**Data to examine**:
______________________________
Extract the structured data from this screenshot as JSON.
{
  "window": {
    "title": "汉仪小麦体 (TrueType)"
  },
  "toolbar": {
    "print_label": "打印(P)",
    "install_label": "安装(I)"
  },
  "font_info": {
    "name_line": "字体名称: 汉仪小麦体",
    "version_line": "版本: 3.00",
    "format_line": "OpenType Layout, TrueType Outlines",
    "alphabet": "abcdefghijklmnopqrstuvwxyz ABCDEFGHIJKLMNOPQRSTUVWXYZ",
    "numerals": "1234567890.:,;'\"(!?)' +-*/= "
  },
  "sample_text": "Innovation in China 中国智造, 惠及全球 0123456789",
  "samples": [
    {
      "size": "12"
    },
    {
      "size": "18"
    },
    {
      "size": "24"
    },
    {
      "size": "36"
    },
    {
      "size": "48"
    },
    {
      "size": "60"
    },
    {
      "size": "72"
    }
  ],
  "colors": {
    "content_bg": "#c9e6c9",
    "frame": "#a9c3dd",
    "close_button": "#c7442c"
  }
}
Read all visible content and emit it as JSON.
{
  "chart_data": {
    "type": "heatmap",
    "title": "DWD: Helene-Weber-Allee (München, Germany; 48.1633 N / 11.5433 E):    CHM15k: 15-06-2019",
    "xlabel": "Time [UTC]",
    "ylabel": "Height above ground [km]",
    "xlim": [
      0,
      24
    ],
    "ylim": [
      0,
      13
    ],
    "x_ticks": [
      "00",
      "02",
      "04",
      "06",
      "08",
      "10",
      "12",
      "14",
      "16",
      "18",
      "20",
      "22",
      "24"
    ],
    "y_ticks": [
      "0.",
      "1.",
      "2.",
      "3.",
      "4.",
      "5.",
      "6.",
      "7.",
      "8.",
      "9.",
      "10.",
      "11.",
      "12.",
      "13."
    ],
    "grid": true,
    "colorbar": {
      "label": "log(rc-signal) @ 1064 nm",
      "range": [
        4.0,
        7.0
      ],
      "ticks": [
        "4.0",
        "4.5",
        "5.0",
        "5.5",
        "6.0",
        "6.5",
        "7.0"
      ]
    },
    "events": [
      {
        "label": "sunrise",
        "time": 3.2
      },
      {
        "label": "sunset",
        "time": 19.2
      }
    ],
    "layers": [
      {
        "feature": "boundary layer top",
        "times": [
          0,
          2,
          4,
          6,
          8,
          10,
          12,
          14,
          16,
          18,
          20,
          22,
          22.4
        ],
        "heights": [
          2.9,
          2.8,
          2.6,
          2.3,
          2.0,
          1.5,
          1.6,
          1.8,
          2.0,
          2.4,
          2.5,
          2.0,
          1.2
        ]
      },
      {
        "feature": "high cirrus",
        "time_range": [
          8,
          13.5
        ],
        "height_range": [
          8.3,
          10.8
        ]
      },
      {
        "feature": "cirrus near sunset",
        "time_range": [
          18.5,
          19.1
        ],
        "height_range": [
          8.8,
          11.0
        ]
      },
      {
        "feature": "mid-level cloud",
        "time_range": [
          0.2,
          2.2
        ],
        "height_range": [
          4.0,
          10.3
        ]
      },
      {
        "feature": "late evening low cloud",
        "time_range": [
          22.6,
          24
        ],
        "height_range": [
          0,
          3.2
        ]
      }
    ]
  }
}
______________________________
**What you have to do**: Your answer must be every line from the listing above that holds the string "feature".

**Your response**:
        "feature": "boundary layer top",
        "feature": "high cirrus",
        "feature": "cirrus near sunset",
        "feature": "mid-level cloud",
        "feature": "late evening low cloud",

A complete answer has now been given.